About five years ago, Ankiti Bose was carving out an enviable career for herself. After a stint as a management consultant in McKinsey & Company, she had moved on to Sequoia Capital, where she was an investment analyst working with companies investing in Southeast Asian businesses.
As she got to know Southeast Asia better, however, the thought of building something of her own started to germinate. The region had a wealth of creative entrepreneurs running small retail businesses. “But they had no idea how to solve certain problems, like how to procure the right items at the right costs. And these small players are competing against huge international brands—it was like a David versus Goliath story, and that’s what resonated with me,” she explains. “I thought it was time to shake things up. Technology is changing things really fast, and that’s the only way that we can provide opportunities for these entrepreneurs.”
The result is Zilingo, launched in 2015 when she was just 23. Today, the company says its valuation is approaching US$1 billion. While it has an e-commerce portal for consumers, the majority of Zilingo’s revenue comes from providing B2B services. Say, for instance, you are selling scarves at Bangkok’s Chatuchak weekend market. By signing up with Zilingo, you get help with procurement, so you can buy your stock at a lower price. You get advice on the kind of designs that are trending, based on data analytics. You get financial services, such as loans and insurance, to expand your business. And you get the tech support that enables you to start selling your scarves online.

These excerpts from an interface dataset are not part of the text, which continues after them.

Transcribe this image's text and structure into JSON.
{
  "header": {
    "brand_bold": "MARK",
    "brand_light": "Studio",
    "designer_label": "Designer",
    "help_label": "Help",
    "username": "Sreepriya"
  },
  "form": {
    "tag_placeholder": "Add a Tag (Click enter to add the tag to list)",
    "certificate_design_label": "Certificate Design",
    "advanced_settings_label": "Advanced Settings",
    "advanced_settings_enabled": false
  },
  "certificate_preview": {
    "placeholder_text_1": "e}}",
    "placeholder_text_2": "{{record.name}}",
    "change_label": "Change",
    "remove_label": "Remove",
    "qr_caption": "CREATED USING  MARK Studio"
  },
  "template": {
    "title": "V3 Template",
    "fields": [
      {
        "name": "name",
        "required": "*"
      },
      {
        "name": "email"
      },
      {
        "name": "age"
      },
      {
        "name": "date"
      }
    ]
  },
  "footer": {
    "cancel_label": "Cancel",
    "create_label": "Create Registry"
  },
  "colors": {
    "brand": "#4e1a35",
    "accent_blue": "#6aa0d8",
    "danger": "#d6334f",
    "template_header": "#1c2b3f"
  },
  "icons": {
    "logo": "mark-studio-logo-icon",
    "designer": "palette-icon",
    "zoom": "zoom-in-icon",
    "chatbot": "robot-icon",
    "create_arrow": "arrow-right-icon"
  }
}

With these systematic boosts, this hypothetical scarf stall can very well grow into a major brand, Bose concludes, and this straight-talking dynamo is very persuasive in person. When her parents had doubts about her turn to entrepreneurship, she assuaged them by suggesting they take the money they had been saving up for the MBA they had been hoping she would get, and use it for a vacation in Europe instead.
When she was discussing starting this venture with software engineer Dhruv Kapoor, Zilingo’s co-founder and chief technology officer, they didn’t even talk about how much money they wanted to make. “We were very idealistic; we wanted to change the world,” she says with a grin. There were some naysayers though. In Zilingo’s early days, “there was a very senior guy in the tech industry, who told me he would never invest in my company”, she remembers. “But I want to thank him, because I used that as fuel to keep building this company.” In fact, she has always seen herself as an underdog. “I’m a young Asian woman. If you look at the founders and CEOs of tech and financial companies, how many people like me do you see?”

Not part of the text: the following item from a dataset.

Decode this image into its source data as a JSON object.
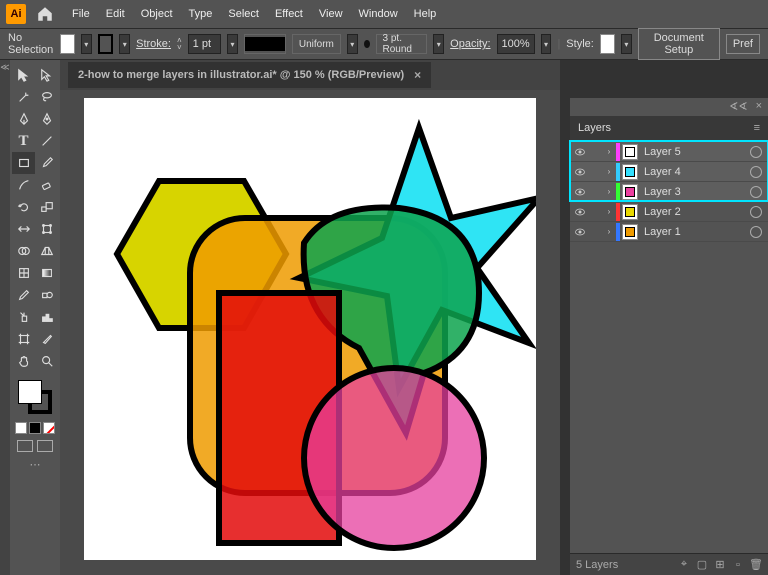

That hunger to level the playing field was one reason the India-born entrepreneur decided to focus on the Southeast Asian market. “We work with about 50,000 merchants that in total employ about 450,000 people. Of that, over 60 percent are women. You don’t get those kinds of numbers anywhere else in the emerging markets, besides China. So besides Southeast Asia has a large population with a relatively high per capita income, which was very attractive to us, it was also about uplifting female entrepreneurs.”
She has seen first-hand how driven these entrepreneurs are. “We offer these training sessions for merchants, and they really want to learn how to use the latest tools and software. They have this mindset of personal growth and continuous learning, which is really inspiring.”

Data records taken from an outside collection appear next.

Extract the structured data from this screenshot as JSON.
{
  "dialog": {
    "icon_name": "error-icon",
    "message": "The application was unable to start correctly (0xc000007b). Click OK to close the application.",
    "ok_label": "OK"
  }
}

Ask her about her vision for Zilingo, and you see the same ambition in her answer. “I want to take this company from Asia to the world. I definitely think that we can be a global company.”